Beyond the façade of Blackpool promenade with the Pleasure Beach, illuminations, rock shops and the tower, there is a community of people looking for career prospects. Blackpool has recently been listed by the Education Secretary Justine Greening as one of six ‘Social Mobility Cold Spots’. This initiative will provide funding in a number of areas, including getting children the best start in the early years and further work with employers to improve young people’s access to the right advice and experiences.
The Changing Horizons event was designed by the North West Civil Service to give 700 local young people in the Blackpool area, aged 10-11 and 15-16, the opportunity to see what a huge range of career prospects and opportunities are out there. To not sell themselves short and to make them realise that any career is possible.
Armed with virtual reality goggles, brochures and freebies I attended the event with two of our apprentices, Abi and Aine, and several cross UK team members who came together to inspire the young people to consider a career in tech.
Throughout the day we were inundated with requests from young people wanting to find out more about tech careers and experience VR. I was overwhelmed by their enthusiasm, interest and determination. There was so much curiosity and excitement at the prospect of being able to build apps, design virtual reality software or invent technology that could make life easier. It really brought to life what it could be like to work in this amazing industry to the young people and teachers.
Having worked in the apprenticeships area for the last 16 months I realise now more than ever that as a country we have a digital skills gap that we need to fill. The roles in tech are growing, technologies such as automation and artificial intelligence are becoming best practice in businesses and we need to build the skills to keep up with the pace and make the United Kingdom the place to be for digital careers.
For those of us lucky enough to work in this exciting industry I feel that it’s our role to continue to carry the essence of the Changing Horizons event throughout all of our interactions with young people and also with those who perhaps are looking for an alternative career route. It’s never too early or too late to start planning your career in tech and we need to keep the momentum going to engage the next generation.
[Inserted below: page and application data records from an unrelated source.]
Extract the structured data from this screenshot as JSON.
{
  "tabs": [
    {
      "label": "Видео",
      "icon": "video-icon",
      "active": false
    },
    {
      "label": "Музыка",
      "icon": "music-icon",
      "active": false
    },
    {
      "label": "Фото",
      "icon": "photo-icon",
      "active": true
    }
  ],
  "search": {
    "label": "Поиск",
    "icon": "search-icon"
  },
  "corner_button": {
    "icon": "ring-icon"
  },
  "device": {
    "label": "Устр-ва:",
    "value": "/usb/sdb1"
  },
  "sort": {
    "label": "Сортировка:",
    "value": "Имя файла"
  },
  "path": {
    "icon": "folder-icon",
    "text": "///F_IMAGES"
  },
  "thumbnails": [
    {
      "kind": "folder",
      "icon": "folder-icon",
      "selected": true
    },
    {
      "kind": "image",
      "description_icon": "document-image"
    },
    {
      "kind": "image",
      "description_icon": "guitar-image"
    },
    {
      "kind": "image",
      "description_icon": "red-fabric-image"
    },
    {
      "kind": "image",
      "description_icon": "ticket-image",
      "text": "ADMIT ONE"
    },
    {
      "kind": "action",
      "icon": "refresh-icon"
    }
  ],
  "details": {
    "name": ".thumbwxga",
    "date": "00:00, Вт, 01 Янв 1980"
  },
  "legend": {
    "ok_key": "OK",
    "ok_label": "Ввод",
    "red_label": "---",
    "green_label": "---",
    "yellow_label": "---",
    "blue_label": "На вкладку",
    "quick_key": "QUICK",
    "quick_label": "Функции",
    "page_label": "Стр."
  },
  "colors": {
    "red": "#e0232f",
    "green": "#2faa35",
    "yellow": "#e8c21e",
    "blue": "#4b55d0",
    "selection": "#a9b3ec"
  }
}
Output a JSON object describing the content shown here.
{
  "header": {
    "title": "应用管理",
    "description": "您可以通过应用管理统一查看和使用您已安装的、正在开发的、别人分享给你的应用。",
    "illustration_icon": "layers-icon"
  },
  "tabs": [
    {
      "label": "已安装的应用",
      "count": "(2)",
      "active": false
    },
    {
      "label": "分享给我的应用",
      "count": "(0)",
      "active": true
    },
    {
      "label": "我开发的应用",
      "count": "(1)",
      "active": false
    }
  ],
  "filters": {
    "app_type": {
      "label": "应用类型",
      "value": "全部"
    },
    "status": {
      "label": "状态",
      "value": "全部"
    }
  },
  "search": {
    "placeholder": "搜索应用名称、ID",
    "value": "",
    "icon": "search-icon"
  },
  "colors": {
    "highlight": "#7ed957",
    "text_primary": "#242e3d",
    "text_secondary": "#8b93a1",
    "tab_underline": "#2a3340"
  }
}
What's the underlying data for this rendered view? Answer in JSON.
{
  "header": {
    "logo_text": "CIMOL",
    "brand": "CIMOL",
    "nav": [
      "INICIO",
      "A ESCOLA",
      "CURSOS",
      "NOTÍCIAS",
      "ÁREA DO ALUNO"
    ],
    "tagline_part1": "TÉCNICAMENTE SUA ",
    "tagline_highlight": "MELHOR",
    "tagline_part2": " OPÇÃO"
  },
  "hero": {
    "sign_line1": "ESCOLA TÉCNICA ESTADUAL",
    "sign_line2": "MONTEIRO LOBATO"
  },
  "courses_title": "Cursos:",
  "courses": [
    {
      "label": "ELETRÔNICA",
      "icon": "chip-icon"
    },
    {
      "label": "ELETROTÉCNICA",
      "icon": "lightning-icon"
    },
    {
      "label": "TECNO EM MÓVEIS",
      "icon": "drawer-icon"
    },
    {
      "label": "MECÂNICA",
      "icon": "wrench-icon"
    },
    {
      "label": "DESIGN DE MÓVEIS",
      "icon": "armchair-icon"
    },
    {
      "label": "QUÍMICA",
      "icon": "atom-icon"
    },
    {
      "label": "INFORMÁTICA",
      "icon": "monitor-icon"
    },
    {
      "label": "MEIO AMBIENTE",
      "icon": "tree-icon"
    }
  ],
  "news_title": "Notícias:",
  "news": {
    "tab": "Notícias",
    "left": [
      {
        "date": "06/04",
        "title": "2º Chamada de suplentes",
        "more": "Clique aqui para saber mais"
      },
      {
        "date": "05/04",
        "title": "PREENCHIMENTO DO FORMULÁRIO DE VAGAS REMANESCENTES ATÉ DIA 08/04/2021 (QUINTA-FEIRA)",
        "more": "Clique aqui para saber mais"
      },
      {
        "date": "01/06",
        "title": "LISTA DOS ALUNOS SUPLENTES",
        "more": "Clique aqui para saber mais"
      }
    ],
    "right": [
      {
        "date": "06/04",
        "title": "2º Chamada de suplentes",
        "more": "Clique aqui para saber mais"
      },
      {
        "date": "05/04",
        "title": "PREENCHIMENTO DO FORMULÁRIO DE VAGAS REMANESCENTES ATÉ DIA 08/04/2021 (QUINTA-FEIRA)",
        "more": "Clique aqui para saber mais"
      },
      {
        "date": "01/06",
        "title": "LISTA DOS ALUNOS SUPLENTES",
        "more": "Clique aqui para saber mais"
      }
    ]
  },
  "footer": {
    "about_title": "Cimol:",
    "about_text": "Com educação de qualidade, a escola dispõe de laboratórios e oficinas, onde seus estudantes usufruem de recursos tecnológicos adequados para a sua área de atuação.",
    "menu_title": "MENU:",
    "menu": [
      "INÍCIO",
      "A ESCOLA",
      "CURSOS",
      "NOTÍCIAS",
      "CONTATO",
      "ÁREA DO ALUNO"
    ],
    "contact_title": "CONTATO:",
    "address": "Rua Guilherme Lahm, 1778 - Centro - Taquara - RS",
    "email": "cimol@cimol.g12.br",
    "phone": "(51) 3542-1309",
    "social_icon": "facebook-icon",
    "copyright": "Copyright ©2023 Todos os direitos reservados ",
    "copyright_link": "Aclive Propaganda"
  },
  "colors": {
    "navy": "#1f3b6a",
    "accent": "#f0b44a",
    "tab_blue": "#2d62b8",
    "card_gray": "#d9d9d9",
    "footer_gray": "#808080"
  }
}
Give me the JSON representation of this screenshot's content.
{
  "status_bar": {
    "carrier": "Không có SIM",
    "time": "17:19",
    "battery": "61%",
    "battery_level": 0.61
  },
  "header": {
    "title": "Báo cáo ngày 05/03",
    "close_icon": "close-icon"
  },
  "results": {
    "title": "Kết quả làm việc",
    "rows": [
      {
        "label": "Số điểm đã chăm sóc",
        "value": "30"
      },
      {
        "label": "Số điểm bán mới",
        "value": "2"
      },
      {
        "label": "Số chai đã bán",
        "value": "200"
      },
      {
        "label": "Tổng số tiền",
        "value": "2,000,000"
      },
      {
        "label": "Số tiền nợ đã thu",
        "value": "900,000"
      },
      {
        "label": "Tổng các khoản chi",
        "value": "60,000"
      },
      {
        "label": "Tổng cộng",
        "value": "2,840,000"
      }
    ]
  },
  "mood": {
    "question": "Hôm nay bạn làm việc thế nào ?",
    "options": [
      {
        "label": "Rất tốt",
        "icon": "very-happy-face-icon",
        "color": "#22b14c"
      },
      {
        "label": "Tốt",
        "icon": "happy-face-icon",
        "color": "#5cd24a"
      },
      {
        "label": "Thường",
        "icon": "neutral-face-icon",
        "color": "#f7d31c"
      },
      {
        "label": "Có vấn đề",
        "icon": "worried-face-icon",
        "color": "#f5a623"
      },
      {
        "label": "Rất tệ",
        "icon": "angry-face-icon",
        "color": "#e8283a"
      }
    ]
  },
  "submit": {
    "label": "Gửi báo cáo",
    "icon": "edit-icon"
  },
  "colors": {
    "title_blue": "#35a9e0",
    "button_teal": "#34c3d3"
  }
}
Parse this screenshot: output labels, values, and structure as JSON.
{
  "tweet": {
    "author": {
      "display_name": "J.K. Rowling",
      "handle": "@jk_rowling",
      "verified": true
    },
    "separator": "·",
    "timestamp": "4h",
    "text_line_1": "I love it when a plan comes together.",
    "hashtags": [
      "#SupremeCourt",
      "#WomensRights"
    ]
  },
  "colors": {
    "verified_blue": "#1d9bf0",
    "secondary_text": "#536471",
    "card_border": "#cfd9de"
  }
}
I’m incredibly proud that Capgemini supports events such as Changing Horizons and if you get the chance to do something for your local community in any aspect, go for it. I definitely came away feeling inspired, energised and wanting to do more!